■ Description of the task
Filter the records down to the lines that hold the word "this", and copy each of those lines.

■ Listed entries
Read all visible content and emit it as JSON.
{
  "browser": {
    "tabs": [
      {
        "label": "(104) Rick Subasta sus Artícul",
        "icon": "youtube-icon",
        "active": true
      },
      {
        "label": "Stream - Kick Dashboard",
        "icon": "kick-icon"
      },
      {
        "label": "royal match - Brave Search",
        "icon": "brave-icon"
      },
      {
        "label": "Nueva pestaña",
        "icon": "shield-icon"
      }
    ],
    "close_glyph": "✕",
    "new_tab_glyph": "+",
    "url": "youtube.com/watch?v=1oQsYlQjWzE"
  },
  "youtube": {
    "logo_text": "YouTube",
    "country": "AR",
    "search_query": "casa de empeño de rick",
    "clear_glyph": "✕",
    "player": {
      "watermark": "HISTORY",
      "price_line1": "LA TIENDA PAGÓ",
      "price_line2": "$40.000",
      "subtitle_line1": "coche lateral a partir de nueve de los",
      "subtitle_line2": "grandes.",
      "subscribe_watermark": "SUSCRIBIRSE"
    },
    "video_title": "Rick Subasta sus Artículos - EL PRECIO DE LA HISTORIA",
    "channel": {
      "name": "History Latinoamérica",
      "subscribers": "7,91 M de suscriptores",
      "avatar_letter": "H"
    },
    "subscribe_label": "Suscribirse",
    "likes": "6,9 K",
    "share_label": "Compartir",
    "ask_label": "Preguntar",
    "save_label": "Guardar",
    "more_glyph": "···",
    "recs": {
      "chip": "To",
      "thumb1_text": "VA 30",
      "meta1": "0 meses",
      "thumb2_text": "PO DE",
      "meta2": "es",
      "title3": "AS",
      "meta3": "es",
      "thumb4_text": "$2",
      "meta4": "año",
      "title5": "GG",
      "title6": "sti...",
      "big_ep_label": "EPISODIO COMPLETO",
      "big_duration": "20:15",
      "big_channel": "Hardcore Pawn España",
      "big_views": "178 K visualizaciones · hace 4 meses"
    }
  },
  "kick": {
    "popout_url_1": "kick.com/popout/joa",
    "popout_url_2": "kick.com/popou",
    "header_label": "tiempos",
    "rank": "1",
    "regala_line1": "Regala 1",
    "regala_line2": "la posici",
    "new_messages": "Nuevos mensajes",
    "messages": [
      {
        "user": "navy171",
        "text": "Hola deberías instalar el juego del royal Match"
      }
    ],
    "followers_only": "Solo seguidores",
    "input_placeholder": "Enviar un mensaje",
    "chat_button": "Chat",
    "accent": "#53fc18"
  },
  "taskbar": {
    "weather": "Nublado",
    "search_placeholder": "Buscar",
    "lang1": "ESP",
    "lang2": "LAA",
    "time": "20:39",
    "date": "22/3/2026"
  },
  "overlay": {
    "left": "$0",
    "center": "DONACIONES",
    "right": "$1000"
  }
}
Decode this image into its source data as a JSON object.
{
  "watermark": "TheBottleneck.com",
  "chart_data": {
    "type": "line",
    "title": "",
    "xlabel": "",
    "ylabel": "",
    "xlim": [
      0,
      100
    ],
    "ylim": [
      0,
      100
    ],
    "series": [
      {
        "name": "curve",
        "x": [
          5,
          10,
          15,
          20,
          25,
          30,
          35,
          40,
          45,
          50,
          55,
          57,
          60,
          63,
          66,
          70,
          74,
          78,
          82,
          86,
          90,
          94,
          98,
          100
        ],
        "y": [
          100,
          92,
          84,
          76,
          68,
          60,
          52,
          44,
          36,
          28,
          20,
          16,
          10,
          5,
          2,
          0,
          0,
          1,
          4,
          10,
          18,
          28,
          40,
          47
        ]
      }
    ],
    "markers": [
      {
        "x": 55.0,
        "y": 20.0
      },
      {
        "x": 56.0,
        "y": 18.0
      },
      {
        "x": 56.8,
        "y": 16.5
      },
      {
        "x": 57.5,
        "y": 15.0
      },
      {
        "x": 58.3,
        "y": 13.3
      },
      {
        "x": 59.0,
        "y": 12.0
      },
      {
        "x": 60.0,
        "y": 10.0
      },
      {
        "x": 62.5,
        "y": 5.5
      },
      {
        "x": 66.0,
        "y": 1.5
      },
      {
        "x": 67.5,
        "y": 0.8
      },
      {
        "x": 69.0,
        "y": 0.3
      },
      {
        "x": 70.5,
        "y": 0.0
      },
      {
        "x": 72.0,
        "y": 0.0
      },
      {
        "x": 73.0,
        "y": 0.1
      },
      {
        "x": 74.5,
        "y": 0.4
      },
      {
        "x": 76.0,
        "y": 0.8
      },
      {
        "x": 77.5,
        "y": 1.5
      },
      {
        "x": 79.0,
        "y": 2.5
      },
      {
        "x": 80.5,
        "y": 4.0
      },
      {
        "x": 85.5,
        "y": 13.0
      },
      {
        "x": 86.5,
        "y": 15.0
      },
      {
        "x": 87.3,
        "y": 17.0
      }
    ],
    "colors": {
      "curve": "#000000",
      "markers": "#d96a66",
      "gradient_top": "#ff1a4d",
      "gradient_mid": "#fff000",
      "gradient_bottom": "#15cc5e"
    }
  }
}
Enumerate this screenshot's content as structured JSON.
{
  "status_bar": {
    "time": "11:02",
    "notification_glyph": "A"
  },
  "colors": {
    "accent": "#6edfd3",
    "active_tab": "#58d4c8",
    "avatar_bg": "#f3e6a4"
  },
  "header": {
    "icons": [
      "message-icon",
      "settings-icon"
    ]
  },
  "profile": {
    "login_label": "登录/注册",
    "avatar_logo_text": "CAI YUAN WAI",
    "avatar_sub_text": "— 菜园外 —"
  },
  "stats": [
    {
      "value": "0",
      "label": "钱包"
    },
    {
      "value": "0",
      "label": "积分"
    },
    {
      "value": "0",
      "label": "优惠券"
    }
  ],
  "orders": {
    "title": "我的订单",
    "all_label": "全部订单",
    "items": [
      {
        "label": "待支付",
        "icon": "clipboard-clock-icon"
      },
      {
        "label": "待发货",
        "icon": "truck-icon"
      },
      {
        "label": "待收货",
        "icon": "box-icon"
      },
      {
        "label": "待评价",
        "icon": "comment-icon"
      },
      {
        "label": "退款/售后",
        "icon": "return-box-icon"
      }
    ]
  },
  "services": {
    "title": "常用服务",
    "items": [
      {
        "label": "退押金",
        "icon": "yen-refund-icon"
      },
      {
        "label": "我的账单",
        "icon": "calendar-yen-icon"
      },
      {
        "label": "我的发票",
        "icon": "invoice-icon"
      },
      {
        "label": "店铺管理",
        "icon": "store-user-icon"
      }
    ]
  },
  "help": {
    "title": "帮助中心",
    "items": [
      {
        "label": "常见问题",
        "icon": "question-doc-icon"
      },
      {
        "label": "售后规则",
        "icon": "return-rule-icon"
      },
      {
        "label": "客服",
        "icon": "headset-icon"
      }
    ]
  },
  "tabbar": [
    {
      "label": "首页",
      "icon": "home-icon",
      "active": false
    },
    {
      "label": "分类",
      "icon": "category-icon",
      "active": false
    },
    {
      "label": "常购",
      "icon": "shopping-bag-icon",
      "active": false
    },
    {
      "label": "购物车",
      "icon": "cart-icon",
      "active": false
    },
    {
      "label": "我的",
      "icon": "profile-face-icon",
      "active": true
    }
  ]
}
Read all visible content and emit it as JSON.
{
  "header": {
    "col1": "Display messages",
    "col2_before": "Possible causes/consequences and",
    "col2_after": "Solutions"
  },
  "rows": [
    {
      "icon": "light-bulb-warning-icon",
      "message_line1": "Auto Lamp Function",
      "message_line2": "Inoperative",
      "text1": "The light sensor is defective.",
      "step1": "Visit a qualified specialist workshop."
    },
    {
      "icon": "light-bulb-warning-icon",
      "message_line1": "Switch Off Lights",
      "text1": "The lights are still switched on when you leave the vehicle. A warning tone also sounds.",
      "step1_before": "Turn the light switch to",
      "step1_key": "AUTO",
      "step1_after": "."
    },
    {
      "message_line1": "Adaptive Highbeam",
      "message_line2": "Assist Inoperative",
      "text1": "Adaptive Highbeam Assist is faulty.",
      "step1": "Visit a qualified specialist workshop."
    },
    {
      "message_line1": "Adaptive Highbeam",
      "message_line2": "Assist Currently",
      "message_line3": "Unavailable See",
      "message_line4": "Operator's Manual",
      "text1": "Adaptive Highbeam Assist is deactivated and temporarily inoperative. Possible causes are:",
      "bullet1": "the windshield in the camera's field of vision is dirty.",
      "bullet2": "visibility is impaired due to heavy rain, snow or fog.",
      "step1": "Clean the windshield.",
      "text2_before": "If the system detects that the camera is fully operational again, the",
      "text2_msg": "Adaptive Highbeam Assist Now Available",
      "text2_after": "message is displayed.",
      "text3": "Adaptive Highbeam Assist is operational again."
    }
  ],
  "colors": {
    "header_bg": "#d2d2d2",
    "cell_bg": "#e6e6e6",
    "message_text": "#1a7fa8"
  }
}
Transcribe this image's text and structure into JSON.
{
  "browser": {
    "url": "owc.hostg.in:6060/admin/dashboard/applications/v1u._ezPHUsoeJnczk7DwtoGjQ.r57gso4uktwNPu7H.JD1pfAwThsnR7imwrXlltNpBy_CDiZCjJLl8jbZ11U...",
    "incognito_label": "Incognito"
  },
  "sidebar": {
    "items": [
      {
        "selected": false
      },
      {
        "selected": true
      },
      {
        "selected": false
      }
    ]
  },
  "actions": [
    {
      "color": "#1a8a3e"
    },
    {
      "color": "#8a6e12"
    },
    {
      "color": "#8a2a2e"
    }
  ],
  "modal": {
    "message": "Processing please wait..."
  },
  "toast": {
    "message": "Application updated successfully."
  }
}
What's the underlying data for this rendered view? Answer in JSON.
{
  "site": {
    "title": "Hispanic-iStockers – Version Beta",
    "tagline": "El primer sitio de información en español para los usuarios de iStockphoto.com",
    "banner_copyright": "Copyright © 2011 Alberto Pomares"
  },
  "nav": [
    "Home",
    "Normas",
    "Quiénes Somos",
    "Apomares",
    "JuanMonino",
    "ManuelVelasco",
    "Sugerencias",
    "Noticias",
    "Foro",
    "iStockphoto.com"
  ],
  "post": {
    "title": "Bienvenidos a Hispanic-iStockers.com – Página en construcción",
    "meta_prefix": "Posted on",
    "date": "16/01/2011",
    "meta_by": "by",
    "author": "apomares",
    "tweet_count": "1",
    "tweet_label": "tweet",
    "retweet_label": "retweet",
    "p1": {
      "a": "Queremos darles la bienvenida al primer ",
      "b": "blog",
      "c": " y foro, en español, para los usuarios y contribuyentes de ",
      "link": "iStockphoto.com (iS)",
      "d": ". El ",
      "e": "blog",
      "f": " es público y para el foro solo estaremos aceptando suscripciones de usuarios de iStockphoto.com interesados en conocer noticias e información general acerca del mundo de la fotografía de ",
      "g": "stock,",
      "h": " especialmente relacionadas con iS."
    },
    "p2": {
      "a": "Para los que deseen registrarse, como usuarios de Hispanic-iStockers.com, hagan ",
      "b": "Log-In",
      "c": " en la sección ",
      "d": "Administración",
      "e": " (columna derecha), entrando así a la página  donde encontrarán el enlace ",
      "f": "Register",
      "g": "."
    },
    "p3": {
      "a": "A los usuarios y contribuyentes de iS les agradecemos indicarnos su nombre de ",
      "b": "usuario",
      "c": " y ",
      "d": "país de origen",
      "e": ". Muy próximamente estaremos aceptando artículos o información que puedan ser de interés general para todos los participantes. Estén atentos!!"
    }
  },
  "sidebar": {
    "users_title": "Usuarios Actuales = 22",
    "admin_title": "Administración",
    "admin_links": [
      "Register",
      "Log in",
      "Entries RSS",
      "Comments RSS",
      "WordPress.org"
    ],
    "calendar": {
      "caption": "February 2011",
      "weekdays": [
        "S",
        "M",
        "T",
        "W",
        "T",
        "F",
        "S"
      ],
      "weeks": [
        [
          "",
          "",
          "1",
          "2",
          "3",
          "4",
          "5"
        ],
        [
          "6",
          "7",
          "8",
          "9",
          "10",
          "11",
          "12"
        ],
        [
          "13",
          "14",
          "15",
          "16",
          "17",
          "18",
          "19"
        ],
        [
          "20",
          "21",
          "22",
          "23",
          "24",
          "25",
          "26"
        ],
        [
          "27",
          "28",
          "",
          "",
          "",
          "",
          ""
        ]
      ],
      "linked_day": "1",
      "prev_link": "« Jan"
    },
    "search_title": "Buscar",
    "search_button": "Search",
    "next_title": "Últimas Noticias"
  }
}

■ Task answer
Decode this image into its source data as a JSON object.
Enumerate this screenshot's content as structured JSON.
Transcribe this image's text and structure into JSON.
What's the underlying data for this rendered view? Answer in JSON.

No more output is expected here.